WORK TO BE COMPLETED:
Reply with one number, the count of lines below that contain the string "desc".

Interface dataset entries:
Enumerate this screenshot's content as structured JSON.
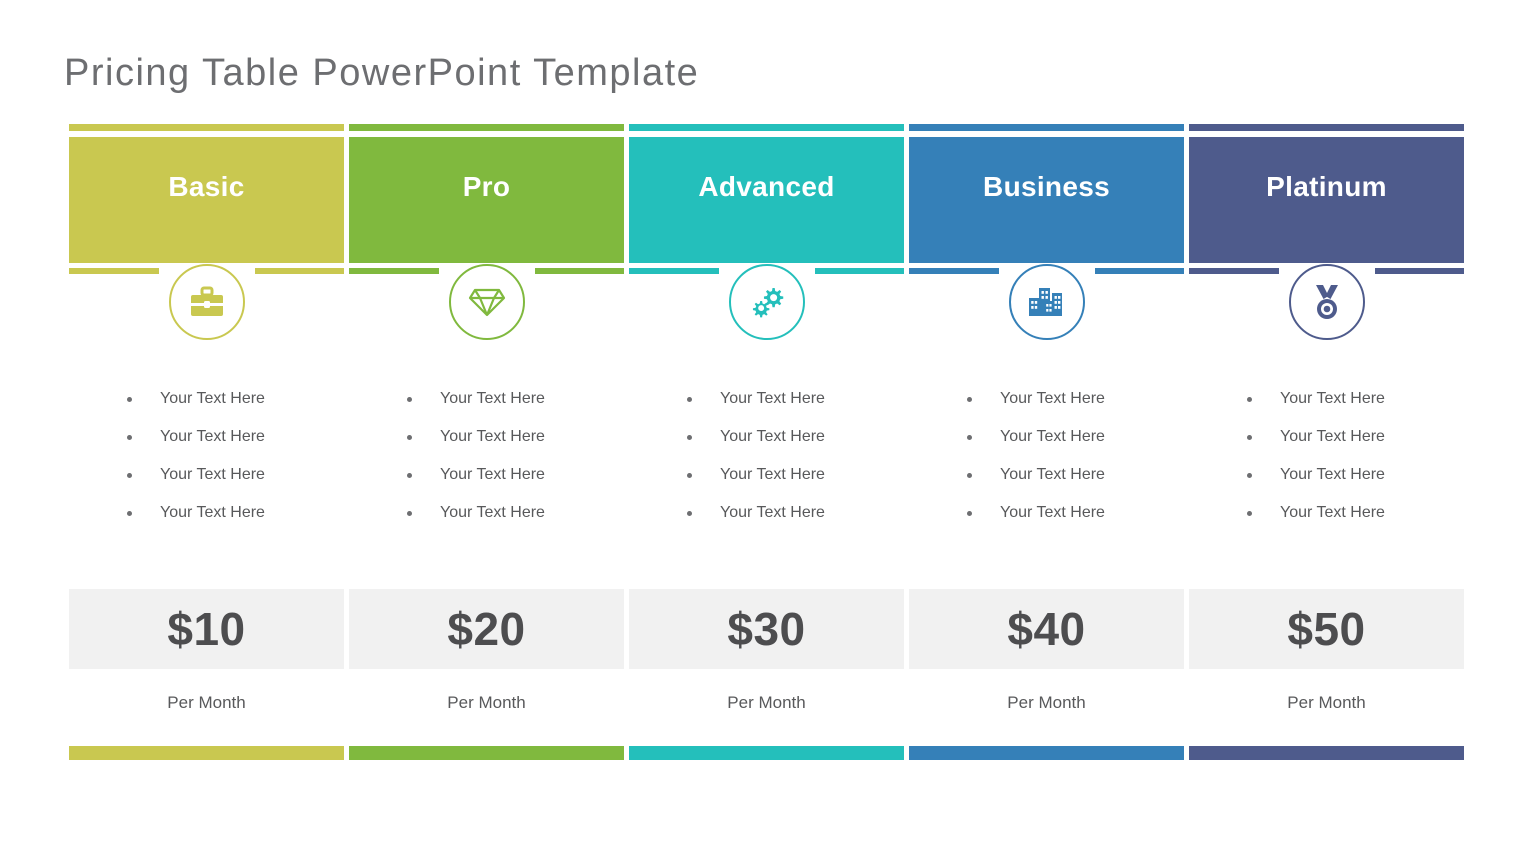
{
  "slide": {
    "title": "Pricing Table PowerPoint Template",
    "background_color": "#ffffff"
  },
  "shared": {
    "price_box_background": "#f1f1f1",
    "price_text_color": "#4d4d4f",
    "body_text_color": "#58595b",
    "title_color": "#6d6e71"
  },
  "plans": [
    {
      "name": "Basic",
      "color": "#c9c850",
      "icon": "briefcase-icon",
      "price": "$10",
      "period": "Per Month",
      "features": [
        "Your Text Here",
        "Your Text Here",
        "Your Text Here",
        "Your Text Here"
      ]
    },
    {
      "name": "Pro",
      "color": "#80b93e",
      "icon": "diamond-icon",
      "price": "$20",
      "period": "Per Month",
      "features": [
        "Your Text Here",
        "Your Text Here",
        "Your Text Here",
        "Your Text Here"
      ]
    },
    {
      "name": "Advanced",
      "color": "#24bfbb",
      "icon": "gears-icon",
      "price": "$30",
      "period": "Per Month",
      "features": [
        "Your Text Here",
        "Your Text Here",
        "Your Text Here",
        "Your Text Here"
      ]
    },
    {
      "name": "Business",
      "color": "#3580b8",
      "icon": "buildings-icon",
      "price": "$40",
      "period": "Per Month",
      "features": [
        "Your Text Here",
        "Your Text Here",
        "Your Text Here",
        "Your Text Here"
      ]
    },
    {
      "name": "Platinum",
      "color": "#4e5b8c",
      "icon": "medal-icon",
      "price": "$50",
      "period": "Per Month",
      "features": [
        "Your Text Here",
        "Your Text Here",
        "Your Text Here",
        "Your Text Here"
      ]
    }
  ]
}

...

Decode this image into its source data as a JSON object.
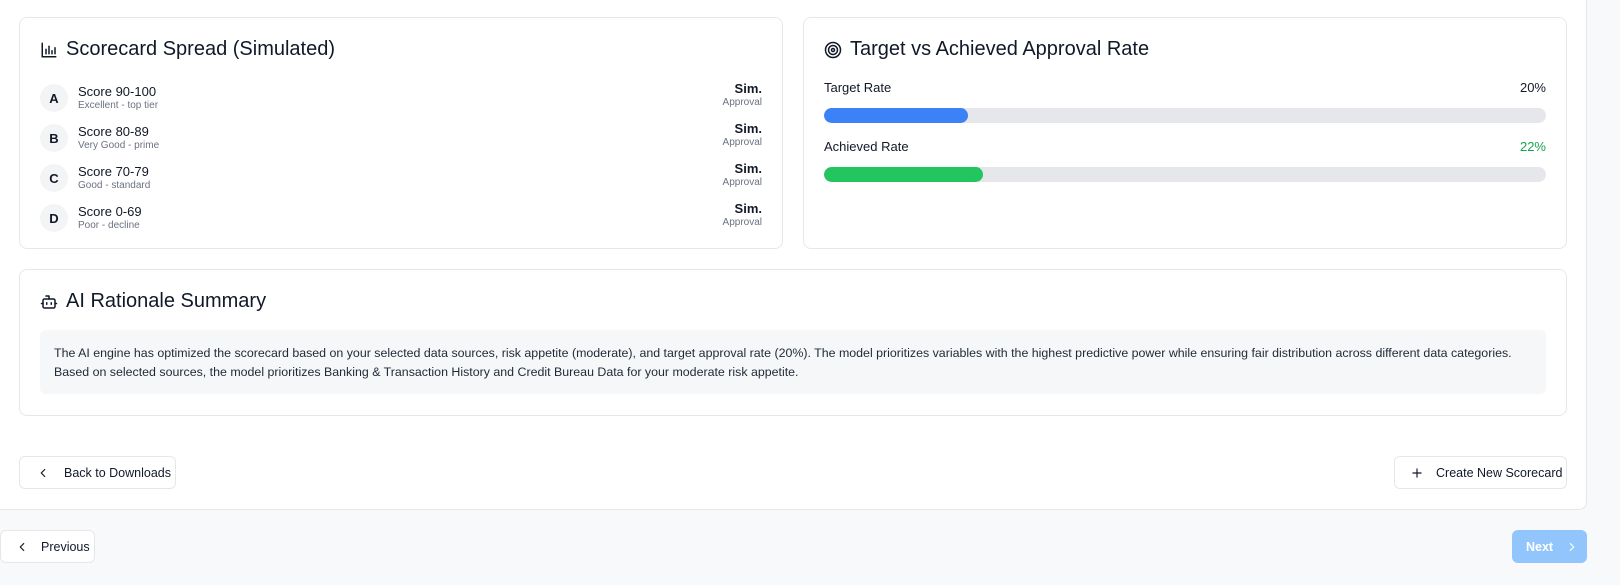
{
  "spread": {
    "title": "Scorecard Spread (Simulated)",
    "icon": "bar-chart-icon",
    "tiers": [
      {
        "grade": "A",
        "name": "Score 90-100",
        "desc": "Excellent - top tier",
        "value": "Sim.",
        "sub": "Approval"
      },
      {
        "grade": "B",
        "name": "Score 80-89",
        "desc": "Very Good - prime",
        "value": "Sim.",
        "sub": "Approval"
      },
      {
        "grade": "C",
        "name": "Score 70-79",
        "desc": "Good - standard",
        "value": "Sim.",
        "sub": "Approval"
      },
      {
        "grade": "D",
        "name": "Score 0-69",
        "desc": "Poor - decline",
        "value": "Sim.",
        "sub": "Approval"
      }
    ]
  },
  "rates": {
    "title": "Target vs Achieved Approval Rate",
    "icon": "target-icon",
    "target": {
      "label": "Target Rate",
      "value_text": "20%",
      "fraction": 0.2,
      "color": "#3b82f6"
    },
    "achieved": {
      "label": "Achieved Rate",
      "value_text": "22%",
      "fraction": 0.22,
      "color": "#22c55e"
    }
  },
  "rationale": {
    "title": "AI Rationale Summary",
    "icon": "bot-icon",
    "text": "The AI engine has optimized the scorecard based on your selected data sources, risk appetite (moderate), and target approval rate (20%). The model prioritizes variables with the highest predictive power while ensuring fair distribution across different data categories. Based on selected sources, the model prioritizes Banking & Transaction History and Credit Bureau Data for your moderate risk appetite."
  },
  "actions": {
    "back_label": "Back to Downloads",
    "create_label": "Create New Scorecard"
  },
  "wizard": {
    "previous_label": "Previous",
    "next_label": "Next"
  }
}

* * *

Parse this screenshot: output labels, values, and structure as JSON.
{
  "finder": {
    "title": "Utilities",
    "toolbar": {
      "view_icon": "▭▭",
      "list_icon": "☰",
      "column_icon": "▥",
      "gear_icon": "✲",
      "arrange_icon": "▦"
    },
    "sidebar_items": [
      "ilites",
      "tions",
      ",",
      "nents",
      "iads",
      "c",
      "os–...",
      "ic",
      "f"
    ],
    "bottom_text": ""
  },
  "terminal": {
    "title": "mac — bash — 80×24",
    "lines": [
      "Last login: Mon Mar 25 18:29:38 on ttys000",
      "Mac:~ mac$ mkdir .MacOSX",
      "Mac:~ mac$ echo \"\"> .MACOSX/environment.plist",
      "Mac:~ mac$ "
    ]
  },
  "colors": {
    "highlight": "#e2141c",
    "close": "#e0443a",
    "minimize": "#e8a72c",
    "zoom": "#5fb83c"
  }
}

FINAL ANSWER:
4